Dr. Leonard M. Fuson was born in Dalhart, Texas on November 17th, 1929 to Lloyd and Frances Fuson. June 15th, 1951, he married an "Abernathy girl," as the newspaper headline read. What the newspaper couldn't have told you is that they would share over 70 years together in what can only be described as a love for the ages.
In the early hours of Monday, October 11, he left this world and its inhabitants better than he found them. In the final act of his lifelong endeavor to stay out of everyone's hair and never cause anyone any trouble, he passed peacefully in his sleep with family at his side, but not before sticking around to properly enjoy his alma mater's historic victory over Alabama.
Even unconscious, when we told him Texas A&M won, his ear-to-ear grin was unmistakable. To the players: thank you for giving your biggest (and possibly oldest) fan a proper send-off and a beautiful moment of unbridled joy. You gave us a memory we'll treasure as long as we live. Gig 'em, Aggies.

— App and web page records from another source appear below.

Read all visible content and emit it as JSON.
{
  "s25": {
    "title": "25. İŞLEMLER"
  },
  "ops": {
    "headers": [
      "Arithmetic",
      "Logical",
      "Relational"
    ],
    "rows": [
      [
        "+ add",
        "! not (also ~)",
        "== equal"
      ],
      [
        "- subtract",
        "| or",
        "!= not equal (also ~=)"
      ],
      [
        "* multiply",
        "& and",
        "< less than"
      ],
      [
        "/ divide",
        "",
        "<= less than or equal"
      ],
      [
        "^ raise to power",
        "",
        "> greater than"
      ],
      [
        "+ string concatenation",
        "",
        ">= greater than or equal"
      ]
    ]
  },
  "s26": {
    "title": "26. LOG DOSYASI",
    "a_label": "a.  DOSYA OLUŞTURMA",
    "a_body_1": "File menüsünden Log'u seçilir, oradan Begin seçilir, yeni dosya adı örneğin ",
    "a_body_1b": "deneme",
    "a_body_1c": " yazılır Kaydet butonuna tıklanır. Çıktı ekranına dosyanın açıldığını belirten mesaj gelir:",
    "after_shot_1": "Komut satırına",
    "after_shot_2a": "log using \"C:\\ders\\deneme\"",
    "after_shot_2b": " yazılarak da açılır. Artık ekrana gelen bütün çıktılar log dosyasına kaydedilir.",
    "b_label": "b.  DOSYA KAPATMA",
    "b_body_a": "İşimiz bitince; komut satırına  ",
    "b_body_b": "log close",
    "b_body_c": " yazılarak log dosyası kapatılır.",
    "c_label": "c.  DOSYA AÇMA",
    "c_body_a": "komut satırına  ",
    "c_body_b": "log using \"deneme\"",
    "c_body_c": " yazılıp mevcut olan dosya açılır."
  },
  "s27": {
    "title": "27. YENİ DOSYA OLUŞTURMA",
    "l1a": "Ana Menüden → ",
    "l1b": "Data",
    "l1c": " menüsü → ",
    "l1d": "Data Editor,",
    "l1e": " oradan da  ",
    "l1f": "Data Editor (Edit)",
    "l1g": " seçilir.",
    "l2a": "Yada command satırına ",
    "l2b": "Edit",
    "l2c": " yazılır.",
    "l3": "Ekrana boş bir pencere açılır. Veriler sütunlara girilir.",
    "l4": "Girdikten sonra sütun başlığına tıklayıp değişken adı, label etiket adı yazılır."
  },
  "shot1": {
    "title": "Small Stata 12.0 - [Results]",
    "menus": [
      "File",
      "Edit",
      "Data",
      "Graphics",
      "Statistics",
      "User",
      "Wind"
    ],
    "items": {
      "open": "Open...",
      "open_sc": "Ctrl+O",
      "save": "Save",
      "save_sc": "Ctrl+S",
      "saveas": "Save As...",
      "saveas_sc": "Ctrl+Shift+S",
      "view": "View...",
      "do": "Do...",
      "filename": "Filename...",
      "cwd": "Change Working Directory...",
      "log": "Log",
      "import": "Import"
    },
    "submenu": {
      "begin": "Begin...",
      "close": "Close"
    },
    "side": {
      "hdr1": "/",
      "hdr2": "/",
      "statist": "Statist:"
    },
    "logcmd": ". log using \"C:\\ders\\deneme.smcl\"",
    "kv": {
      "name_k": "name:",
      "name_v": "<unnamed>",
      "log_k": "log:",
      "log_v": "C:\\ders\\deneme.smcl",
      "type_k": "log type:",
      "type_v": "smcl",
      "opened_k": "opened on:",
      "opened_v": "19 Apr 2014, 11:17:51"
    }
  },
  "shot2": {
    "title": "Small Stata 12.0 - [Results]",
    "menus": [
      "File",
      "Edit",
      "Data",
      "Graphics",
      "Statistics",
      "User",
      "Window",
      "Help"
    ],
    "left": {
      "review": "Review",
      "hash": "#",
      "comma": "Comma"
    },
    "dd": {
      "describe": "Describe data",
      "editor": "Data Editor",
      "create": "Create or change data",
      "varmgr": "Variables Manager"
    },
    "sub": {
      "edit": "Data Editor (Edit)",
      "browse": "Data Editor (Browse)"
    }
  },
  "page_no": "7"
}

A singularly devout man, it was clear that he took the gospel to heart in all things. As he moved through life with arms outstretched, extending love and compassion to neighbors and animals alike, it's little wonder that so many simply know him as "Doc." From the first Wednesday after moving to Waldron, he attended the Waldron Church of Christ, and he must have made the same impression on them that he made on his wife when they met for the first time at a church in Lubbock ten years prior.
That very evening, Brother Parsley said, "Would the man in the back with that beautiful tenor voice come up and lead the singing?" From that moment, he was as the heart and soul (and voice) of the congregation, going on to lead songs of worship, give sermons, and teach Bible study classes. He would also go on to preach at the Church of Christ in Nola for well over 20 years.

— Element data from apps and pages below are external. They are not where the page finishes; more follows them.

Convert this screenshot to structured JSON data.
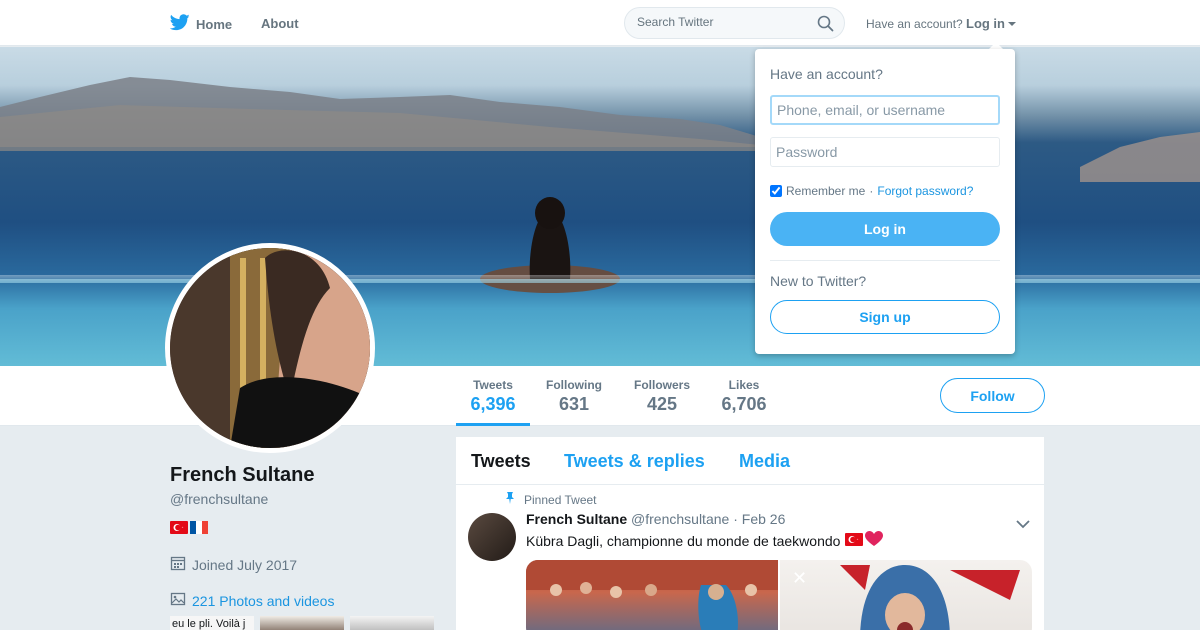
{
  "nav": {
    "home_label": "Home",
    "about_label": "About",
    "search_placeholder": "Search Twitter",
    "account_prompt": "Have an account?",
    "login_label": "Log in"
  },
  "profile": {
    "name": "French Sultane",
    "handle": "@frenchsultane",
    "joined": "Joined July 2017",
    "photos_link": "221 Photos and videos",
    "thumb_text": "eu le pli. Voilà j",
    "follow_label": "Follow"
  },
  "stats": [
    {
      "label": "Tweets",
      "value": "6,396",
      "active": true
    },
    {
      "label": "Following",
      "value": "631",
      "active": false
    },
    {
      "label": "Followers",
      "value": "425",
      "active": false
    },
    {
      "label": "Likes",
      "value": "6,706",
      "active": false
    }
  ],
  "timeline": {
    "tabs": [
      "Tweets",
      "Tweets & replies",
      "Media"
    ],
    "pinned_label": "Pinned Tweet",
    "tweet": {
      "author": "French Sultane",
      "handle": "@frenchsultane",
      "separator": "·",
      "date": "Feb 26",
      "text": "Kübra Dagli, championne du monde de taekwondo"
    }
  },
  "login_dropdown": {
    "title": "Have an account?",
    "username_placeholder": "Phone, email, or username",
    "password_placeholder": "Password",
    "remember_label": "Remember me",
    "separator": "·",
    "forgot_label": "Forgot password?",
    "login_button": "Log in",
    "new_prompt": "New to Twitter?",
    "signup_button": "Sign up"
  },
  "colors": {
    "accent": "#1da1f2",
    "login_button_bg": "#4ab3f4",
    "text_muted": "#657786",
    "page_bg": "#e6ecf0"
  },
  "icons": {
    "logo": "twitter-bird-icon",
    "search": "search-icon",
    "calendar": "calendar-icon",
    "photo": "photo-icon",
    "pin": "pin-icon",
    "chevron": "chevron-down-icon",
    "flags": [
      "turkey-flag-icon",
      "france-flag-icon"
    ],
    "emoji": [
      "turkey-flag-icon",
      "red-heart-icon"
    ]
  }
}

He was a great many things to countless people: preacher, USAF Staff Sergeant, veterinarian, role model and pillar of the community. He was a beloved husband, brother and patriarch of a sprawling family tree, but if you ask anyone fortunate enough to know him, Doc Fuson was family.
More than that, he was the best family anyone could ask for. He was unfailingly kind, patient and forgiving. No matter how you might think you would disappoint him, his love and faith in you were boundless and unconditional in ways that anyone would count themselves lucky to experience in their lifetime.
Remembering how the world seemed to stop on Monday for so many as they learned of Doc's passing, a particular Bible verse is called to mind. It is often noted for its brevity, but for me, it is also one of the most profound. Jesus had gone to Bethany to raise Lazarus, and upon seeing his sisters and the people of Bethany weep with grief, though He knew that He would raise Lazarus, "Jesus wept" (John 11:35). For nothing more and nothing less than their plain, simple, human grief. Monday morning, as our world stood still, Jesus wept.
Doc is survived by one of his six siblings, Sandra Delano of Dalhart, Texas. He is survived by his children, Debra, Tonya and Terry, whose immeasurable love and grief are testaments to the incomparable character of their father. He is survived by too many adoring grandkids and great-grandkids to count, who know they had the best papa.
He is survived by Chris Fuson, Abernathy girl. The foundation he leaned on. His woman, his woman, his wife. That's a Marty Robbins song, for anyone who's not yet old enough to retire. Doc often sang it to her while washing the morning's dishes, as he said it always made him think of her. Most would consider it a country song, but he'd have called it "popular music." If you haven't heard it, you should, if only so you know what a real love song sounds like. And if you listen hard enough, you can hear his gentle soul, his love for an Abernathy girl, and the sound a heart makes when it cracks.
Humble to a fault, Doc was always insistent about never inconveniencing anyone over a trifling matter like a broken leg, and downright incorrigible about keeping it that way. Per his wishes, there will be no public memorial service. In fact, we're quite certain he would object to such an elaborate obituary. It's a mercy that Doc isn't here to see it, or he might have died of embarrassment.
Fortunately, he failed to prohibit such a thing when making his wishes known, so we're taking the opportunity to see if we can disappoint him again, for old times' sake. Sorry, Doc. You'll just have to forgive us this one last time. We promise.
Much to his dismay, the family will have a humble, private gathering to celebrate their love for a humble man, and for a life well lived (we won't tell him if you don't). His ashes will be kept until they may be rejoined with his wife, that they may be interred together at the Fort Smith National Cemetery after many more years of love and laughter.
If you're of a mind to join us in our last little rebellion in honoring him, rather than flowers, the family asks that you consider making a donation in his name to the Waldron Boys & Girls club or the Waldron Police Department's "Shop with a Cop - City of Waldron" fund, which provides gifts for local children in need during the holiday season.